NCJ Number
Public Integrity Volume: 21 Issue: 1 Dated: 2019 Pages: 22-37
Date Published
16 pages

This analysis examined the precise laws under which corruption cases are brought and trends over time in order to assess how the underlying corruption behaviors can be grouped into types.

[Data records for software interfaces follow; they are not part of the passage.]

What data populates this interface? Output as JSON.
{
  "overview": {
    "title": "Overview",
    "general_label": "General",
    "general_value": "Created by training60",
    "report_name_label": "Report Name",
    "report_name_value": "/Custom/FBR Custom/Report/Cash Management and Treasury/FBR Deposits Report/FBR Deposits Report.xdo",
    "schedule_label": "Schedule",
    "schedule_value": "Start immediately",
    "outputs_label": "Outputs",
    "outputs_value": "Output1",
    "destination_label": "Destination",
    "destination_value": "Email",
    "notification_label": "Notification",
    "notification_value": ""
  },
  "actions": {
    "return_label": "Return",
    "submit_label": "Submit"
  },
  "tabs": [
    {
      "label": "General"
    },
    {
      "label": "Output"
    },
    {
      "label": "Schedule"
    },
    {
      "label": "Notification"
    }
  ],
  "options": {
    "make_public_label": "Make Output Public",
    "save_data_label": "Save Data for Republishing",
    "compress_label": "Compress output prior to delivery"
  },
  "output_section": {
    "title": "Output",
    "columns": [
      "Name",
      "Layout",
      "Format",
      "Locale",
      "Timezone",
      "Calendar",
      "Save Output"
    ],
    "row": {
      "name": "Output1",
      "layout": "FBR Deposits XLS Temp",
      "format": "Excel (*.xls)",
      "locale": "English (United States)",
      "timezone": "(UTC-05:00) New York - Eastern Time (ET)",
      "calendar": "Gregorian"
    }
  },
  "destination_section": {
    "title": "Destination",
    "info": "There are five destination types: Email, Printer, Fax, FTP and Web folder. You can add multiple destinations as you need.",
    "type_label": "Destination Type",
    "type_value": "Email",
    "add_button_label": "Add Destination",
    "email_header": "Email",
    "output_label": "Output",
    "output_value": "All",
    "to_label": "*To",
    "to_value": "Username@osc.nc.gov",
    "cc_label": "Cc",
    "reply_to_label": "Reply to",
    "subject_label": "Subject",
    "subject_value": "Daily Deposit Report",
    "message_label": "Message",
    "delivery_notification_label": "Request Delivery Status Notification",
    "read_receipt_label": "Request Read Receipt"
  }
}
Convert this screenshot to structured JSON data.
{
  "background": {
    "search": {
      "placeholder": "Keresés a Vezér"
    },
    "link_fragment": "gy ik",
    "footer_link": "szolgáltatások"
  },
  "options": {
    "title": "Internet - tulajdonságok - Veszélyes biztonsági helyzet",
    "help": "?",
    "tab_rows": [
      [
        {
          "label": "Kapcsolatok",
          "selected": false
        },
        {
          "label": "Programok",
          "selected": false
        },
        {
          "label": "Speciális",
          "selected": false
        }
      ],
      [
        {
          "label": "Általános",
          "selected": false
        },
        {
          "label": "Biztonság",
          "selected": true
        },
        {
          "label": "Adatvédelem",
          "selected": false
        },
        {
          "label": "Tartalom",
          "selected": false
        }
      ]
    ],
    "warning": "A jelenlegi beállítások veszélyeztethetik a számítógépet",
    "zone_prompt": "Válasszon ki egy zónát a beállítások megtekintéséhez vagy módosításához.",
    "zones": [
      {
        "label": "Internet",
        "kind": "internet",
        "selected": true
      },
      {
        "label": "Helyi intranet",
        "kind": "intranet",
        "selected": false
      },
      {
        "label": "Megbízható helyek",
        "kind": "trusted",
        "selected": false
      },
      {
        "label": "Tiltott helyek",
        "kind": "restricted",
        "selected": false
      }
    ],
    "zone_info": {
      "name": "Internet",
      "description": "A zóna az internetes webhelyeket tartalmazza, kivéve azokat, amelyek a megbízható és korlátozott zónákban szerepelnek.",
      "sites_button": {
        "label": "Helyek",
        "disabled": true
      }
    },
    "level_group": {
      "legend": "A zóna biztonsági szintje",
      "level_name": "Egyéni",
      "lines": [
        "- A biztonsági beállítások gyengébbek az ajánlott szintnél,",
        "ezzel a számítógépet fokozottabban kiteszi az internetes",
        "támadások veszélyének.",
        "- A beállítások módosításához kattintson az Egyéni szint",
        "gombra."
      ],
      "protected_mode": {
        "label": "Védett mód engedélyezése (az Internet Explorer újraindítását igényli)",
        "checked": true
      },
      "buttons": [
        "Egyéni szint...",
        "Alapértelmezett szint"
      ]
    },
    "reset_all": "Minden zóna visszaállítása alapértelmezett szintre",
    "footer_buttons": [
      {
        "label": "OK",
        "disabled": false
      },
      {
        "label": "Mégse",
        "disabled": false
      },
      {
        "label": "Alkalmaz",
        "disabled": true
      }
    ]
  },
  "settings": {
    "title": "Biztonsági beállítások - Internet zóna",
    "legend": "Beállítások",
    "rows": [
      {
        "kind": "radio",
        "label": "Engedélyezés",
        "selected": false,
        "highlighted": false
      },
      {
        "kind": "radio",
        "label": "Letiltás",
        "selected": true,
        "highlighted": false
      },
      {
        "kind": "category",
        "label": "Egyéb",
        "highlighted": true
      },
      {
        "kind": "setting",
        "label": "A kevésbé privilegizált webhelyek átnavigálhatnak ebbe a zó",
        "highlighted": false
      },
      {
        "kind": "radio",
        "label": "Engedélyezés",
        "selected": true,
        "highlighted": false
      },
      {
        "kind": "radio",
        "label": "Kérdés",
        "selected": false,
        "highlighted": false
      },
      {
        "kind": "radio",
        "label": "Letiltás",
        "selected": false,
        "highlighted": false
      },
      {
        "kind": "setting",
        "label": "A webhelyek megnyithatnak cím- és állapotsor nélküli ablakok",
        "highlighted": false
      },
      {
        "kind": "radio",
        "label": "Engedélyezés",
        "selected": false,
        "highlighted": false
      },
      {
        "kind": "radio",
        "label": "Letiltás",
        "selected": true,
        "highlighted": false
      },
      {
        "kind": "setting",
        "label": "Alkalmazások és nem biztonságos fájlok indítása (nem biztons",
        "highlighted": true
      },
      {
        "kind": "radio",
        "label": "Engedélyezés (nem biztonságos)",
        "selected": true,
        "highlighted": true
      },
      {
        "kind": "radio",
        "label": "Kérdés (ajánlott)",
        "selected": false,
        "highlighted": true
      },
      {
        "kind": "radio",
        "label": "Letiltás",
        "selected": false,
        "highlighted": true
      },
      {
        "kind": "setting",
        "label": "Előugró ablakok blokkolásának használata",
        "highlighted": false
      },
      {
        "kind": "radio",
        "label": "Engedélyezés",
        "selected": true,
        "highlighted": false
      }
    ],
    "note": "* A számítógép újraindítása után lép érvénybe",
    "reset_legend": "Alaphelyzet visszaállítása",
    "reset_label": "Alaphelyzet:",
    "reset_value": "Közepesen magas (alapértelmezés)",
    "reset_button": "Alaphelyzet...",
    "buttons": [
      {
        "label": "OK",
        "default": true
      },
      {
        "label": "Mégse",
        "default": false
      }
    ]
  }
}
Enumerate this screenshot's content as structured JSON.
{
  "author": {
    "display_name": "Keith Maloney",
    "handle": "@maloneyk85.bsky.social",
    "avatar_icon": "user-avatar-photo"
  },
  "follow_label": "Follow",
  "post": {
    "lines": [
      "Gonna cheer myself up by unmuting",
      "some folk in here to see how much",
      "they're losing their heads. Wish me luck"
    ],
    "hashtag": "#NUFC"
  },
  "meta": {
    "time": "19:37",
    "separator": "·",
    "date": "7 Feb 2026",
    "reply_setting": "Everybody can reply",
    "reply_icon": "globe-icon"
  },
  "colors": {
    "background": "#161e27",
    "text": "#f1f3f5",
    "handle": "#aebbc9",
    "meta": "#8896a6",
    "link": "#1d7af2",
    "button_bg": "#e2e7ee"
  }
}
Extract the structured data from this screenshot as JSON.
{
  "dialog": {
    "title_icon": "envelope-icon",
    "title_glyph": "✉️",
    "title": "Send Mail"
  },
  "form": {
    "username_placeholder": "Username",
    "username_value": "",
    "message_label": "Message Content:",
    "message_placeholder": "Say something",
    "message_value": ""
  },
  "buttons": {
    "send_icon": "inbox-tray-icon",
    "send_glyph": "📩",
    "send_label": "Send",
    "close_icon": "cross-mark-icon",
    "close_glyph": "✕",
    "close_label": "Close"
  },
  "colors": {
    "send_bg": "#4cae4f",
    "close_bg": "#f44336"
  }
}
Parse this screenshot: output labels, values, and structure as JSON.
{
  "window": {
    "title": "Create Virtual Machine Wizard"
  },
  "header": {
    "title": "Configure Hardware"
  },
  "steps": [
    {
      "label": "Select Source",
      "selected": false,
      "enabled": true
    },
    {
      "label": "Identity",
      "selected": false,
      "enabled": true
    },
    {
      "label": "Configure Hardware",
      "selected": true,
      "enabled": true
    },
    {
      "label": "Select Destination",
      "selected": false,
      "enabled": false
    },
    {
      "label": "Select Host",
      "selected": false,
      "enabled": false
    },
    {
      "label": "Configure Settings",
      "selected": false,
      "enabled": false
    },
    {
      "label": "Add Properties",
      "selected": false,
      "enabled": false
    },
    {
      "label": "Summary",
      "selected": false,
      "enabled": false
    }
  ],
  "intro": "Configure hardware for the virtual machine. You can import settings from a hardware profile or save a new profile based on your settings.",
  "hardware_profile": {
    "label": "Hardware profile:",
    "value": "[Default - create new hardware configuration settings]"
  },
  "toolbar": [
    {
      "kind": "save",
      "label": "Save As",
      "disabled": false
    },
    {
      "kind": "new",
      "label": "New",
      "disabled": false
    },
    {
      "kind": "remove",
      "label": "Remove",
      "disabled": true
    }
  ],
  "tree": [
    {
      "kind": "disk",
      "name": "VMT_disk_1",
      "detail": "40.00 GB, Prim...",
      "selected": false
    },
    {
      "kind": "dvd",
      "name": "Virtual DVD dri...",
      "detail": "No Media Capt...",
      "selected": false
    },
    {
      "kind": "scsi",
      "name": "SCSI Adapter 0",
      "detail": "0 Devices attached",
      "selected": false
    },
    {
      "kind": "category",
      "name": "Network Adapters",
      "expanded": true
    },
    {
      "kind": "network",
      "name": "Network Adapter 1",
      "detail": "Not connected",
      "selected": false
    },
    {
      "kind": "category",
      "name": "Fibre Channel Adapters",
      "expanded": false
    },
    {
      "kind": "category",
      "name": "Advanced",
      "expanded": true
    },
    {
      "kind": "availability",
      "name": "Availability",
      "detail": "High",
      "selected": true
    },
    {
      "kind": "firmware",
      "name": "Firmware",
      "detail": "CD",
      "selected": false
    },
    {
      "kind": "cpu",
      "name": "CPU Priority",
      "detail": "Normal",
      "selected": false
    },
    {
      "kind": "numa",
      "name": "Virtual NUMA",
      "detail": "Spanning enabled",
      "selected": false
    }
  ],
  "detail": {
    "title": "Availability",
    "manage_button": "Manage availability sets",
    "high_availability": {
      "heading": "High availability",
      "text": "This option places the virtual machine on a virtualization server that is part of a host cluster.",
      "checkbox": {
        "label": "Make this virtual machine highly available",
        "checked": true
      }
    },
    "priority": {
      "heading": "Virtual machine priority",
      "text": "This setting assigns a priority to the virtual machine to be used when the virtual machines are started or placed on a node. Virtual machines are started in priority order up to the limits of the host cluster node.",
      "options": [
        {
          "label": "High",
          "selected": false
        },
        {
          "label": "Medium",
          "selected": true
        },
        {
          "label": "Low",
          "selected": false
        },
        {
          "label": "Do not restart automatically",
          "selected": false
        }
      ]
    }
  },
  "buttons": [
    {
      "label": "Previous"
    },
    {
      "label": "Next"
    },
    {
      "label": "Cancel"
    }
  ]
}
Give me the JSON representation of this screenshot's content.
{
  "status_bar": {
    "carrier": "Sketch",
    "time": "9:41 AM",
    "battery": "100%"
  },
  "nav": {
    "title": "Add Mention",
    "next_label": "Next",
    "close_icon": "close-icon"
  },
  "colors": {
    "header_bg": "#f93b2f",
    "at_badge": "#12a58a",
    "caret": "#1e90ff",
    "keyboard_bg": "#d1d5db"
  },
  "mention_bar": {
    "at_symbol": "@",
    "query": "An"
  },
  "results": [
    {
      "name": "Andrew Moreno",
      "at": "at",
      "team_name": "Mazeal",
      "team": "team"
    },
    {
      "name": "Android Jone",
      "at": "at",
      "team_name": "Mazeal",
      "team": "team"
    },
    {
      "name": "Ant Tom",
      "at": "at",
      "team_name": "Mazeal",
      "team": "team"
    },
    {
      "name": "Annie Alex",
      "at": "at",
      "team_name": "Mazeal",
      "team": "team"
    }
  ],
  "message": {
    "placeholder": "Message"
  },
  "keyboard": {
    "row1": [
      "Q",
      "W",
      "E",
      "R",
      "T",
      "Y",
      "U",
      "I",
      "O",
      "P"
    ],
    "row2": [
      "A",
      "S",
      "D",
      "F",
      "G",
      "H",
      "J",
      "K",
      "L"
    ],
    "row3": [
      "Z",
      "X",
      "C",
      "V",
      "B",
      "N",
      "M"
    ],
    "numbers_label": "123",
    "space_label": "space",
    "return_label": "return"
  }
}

Corruption is operationalized into several distinct types of misconduct under law for purposes of prosecution. Federal defendants were most often charged with bribery offenses, fraudulent statements/entries, theft of public funds, conspiracy, and fraudulent claims (in that order). Whereas state and local defendants were more likely to be charged with a different ordering of offenses (extortion, theft from government programs, mail fraud, and conspiracy for state defendants, and theft from government programs, extortion, mail fraud, and bribery for local defendants). These differences in the corruption choices by public officials at different levels of government have rarely been considered. Preliminary explanations are offered for these differences, which provide insights into the way in which corruption occurs in different jurisdictions. (publisher abstract modified)

Date Published: January 1, 2019